How to complete this task: Every line in the following data that has "findings" counts toward the total; state that total alone.

-------- Records for this task --------

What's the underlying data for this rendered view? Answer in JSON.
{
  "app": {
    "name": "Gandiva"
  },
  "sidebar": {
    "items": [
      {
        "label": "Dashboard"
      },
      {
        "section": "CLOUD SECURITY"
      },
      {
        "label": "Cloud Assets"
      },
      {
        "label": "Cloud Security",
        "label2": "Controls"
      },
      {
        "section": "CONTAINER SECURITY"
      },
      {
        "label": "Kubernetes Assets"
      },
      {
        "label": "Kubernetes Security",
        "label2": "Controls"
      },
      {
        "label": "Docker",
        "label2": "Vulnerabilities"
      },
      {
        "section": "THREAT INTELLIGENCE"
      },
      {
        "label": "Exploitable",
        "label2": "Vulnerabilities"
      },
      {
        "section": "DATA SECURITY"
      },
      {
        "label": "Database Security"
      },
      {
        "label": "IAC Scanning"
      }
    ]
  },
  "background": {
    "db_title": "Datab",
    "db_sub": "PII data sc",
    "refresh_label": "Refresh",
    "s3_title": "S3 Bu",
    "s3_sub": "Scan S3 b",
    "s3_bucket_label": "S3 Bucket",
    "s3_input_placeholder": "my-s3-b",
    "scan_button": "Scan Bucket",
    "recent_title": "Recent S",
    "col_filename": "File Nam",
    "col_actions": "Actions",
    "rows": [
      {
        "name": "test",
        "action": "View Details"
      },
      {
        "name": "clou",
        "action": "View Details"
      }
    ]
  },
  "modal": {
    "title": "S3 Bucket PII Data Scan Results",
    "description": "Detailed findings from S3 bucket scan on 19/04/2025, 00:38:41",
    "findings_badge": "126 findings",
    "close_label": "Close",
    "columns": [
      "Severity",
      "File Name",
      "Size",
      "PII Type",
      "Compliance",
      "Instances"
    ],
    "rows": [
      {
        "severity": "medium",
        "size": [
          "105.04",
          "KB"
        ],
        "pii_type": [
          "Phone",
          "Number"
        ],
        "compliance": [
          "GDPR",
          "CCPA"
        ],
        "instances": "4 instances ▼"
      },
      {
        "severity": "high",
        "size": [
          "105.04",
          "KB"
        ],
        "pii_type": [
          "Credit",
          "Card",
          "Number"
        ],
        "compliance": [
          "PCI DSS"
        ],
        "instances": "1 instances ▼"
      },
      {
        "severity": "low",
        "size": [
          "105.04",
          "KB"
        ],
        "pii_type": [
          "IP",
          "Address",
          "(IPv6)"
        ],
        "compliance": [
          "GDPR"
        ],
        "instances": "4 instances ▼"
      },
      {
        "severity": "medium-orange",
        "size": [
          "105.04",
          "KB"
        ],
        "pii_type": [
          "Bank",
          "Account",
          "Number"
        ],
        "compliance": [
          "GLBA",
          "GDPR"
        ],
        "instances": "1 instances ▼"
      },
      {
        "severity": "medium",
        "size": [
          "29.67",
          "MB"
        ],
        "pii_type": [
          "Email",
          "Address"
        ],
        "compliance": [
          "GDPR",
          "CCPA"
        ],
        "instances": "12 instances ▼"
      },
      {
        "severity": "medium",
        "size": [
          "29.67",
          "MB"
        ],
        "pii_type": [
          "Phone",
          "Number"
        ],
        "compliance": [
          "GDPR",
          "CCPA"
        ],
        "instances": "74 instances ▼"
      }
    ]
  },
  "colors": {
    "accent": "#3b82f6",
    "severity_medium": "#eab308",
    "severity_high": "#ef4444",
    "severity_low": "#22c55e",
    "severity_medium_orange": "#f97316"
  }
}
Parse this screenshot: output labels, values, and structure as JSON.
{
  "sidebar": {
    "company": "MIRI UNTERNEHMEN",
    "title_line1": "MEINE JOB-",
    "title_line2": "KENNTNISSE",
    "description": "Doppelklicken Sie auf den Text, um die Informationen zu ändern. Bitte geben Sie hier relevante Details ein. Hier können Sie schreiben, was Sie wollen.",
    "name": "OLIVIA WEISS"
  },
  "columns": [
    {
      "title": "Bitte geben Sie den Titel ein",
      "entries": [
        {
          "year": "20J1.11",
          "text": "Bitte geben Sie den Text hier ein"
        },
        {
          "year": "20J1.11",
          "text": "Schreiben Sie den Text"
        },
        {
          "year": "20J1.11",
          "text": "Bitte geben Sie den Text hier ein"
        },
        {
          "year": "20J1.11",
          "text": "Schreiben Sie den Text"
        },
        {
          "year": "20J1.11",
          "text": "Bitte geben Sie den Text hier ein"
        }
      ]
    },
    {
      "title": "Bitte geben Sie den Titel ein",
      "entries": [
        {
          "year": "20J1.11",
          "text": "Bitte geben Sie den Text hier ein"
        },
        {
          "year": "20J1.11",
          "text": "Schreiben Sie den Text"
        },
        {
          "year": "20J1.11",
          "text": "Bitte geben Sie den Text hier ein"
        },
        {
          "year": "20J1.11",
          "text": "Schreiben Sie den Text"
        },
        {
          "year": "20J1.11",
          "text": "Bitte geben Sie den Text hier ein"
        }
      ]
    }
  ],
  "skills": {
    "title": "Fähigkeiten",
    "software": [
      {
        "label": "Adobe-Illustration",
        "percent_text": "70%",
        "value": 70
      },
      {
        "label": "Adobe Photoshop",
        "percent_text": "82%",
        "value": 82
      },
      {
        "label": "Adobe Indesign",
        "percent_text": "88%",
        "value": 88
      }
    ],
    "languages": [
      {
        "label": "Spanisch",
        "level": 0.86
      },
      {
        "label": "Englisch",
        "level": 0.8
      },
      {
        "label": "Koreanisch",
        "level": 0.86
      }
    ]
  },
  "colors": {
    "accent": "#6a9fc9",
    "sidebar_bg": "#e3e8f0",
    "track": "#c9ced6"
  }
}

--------

Completed task: 2